We always vacation as a family. We missed 1 year, in 2020 for obvious reasons. But other than that, we have visited Kelowna, BC 7 times in 8 years, staying 1 to 2 weeks in an Air BnB, and taking in as much sunshine and valley wine as possible. We have done all the tourist attractions that Kelowna has to offer – the Kangaroo farm, winery’s, Kettle Valley Train, you name it. We’ve probably done it. But this year, we decided to veer off our normal path. We took a trip that was very different for us. We went to Victoria, and Vancouver to explore as much as we could in 10 days and learn a little more about the west coast.

Our kids are 12 and 14 now, and so they like doing things. They like excursions, and a day at the pool just isn’t the same for them anymore. So, we did just that. A vacation with pre-booked activities. And I would give the trip a solid 8/10. There were a few hiccups along the way, but we all adapted, and it turned out to be one of our best family vacays in a long time. As I always do, I took a few notes along the way, and today I’m going to share with you what made the trip such a success.

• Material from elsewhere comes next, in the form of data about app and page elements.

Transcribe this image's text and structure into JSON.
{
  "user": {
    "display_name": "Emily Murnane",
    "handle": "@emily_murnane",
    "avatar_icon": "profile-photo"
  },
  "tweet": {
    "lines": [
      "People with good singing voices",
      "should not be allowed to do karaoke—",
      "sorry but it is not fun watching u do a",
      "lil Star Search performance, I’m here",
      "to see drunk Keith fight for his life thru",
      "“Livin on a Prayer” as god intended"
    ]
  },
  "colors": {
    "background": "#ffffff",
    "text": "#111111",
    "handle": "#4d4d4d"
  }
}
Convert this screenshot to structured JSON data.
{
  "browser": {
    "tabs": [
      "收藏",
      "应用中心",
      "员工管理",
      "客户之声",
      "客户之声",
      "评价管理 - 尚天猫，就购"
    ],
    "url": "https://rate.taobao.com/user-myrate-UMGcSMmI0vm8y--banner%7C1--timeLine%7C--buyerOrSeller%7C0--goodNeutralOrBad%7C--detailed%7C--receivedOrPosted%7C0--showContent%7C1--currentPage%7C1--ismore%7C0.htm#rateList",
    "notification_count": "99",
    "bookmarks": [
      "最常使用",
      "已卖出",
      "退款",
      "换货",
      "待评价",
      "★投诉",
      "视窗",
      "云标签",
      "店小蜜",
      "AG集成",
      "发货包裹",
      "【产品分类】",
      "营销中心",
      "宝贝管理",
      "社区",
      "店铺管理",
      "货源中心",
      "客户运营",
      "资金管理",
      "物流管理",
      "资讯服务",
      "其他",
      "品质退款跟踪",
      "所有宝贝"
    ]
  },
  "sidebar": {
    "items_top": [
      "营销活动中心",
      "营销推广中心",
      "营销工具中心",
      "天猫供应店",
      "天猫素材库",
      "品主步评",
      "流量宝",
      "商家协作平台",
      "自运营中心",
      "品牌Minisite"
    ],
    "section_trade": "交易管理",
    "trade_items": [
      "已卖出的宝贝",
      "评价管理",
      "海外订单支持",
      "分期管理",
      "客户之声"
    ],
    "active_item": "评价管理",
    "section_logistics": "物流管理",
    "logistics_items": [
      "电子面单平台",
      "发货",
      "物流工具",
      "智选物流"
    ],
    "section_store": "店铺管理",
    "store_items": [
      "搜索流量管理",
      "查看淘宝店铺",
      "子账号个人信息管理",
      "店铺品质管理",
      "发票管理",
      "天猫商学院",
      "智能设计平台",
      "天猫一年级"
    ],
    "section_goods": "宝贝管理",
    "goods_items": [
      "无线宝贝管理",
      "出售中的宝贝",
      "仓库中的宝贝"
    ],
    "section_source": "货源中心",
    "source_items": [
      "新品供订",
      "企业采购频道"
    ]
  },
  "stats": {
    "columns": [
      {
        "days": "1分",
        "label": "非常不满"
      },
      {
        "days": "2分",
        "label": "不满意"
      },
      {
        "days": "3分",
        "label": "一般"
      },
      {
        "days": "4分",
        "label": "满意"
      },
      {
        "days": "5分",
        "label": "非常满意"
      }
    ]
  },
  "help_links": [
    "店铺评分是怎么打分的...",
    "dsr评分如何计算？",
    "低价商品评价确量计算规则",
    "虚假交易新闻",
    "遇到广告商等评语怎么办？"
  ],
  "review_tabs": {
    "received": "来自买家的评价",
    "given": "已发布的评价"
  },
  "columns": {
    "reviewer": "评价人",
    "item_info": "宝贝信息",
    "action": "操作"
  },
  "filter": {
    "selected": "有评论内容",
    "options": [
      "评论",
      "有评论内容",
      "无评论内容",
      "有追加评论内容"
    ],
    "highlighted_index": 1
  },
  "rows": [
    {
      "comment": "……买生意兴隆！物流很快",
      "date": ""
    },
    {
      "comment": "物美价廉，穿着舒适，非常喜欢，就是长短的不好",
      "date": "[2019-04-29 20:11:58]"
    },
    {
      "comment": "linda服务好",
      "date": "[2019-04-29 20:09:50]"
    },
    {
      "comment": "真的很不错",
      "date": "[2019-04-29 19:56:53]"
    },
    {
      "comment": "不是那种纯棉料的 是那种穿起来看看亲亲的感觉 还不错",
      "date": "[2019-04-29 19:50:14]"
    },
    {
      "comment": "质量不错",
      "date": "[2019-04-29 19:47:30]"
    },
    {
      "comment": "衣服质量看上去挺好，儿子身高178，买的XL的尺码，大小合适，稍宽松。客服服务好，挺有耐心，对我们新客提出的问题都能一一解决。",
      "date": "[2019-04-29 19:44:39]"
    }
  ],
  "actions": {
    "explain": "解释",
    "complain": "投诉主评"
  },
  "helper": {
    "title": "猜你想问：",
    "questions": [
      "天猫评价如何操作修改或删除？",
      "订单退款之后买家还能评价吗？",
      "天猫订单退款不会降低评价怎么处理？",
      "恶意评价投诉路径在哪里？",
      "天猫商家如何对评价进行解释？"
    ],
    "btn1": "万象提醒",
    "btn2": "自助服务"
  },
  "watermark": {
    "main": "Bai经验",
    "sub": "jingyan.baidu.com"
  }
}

Leave the ego at home.
Yes, this applies in life just as much as business. For us, our kids are not little anymore. They have their own opinions and want to have a say in what we do. So, this time we let them in on the decision making. We didn’t do anything too hard when it came to outdoor activities (on their request), and if they wanted to make one extra stop at the mall, we did. As parents, sometimes we can get caught up in what everyone else does. That’s ego talking, and it has no place on family vacations. For us, ego does not get a seat at the table. It’s easy to check when ego is there, this article has some good questions to ask yourself. 

Set realistic expectations.
Since 2020, we haven’t had a lot of vacation freedom. It was 2 years of sticking close to home and now everyone is 2 years older. Things change while time moves on. We planned 5 activities for a 9 day holiday. That gave us plenty of time to adapt and find things last minute to do. Even if it was just a sushi dinner. I have learned to leave a lot of white space in the calendar, it keeps our family peaceful and we still have structure.
That said, we did some research and pre-booked excursions.
This allows for everyone to plan for some activities. We did a prebook about every other day, and that was just right. It gives some structure to the holiday, and also allows for some freedom and flexibility.

Read the room.
By this, I mean to read the moods of everyone involved. If the kids just weren’t feeling into an early morning, we had another cup of coffee before the day started. And I made sure not to book anything before 10am local time. Having vacation doesn’t always mean go, go, go. Sometimes it means a slow morning and allowing everyone to have their own pace.  That’s ok. Vacations are there to allow us to relax.

Have fun. Be where your feet are at.
If 2020 taught us anything, it’s that live for today. Tomorrow is a gift. Late bedtimes, eating out, and sunburns are just a part of vacation. Don’t worry about the small things, because that will consume your emotional energy. And if you start taking things too seriously, you know it’st your ego talking. There is no vacation emergency that requires yelling or moodiness. Vacations for us are 0.02% of our year. So, just leaving the work at home, and putting the phones down is key to having a bit more energy for what’s important.


It’s never the same as home. So don’t try to make it. Part of the fun of vacation is a different bed, new experiences and expecting the unexpected. We absolutely made the most of it and enjoyed our time away. As our kids grow up, time with them is even more precious. So taking a bit of time to plan a vacation, and going with the flow when you are there .. that makes a vacation that everyone will want to repeat next year.  


Donita Fowler

Coach + Creator
Manage your emotions and you can navigate challenges with a balanced perspective.